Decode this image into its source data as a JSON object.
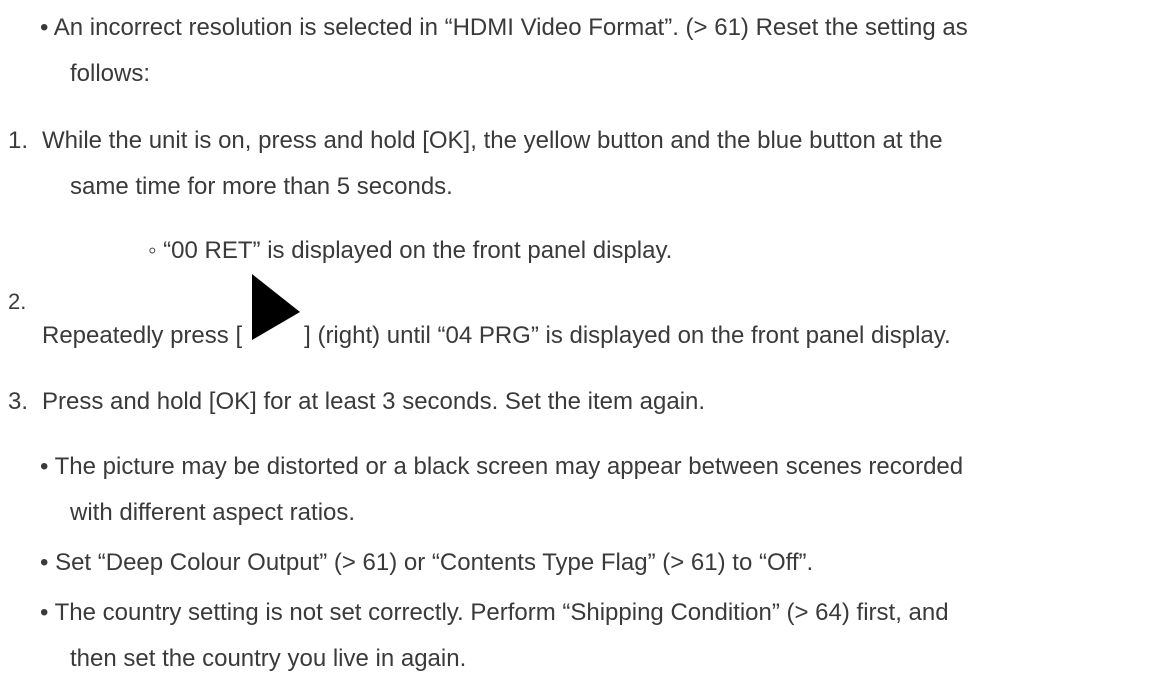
{
  "items": {
    "b1_line1": "• An incorrect resolution is selected in “HDMI Video Format”. (> 61) Reset the setting as",
    "b1_line2": "follows:",
    "s1_num": "1.",
    "s1_line1": "While the unit is on, press and hold [OK], the yellow button and the blue button at the",
    "s1_line2": "same time for more than 5 seconds.",
    "s1_sub": "◦ “00 RET” is displayed on the front panel display.",
    "s2_num": "2.",
    "s2_pre": "Repeatedly press [",
    "s2_post": "] (right) until “04 PRG” is displayed on the front panel display.",
    "s2_icon": "play-icon",
    "s3_num": "3.",
    "s3_line": "Press and hold [OK] for at least 3 seconds. Set the item again.",
    "b2_line1": "• The picture may be distorted or a black screen may appear between scenes recorded",
    "b2_line2": "with different aspect ratios.",
    "b3_line": "• Set “Deep Colour Output” (> 61) or “Contents Type Flag” (> 61) to “Off”.",
    "b4_line1": "• The country setting is not set correctly. Perform “Shipping Condition” (> 64) first, and",
    "b4_line2": "then set the country you live in again."
  },
  "colors": {
    "text": "#3a3a3a",
    "background": "#ffffff",
    "icon": "#000000"
  }
}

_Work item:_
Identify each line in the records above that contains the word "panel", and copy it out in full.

_Response:_
    "s1_sub": "◦ “00 RET” is displayed on the front panel display.",
    "s2_post": "] (right) until “04 PRG” is displayed on the front panel display.",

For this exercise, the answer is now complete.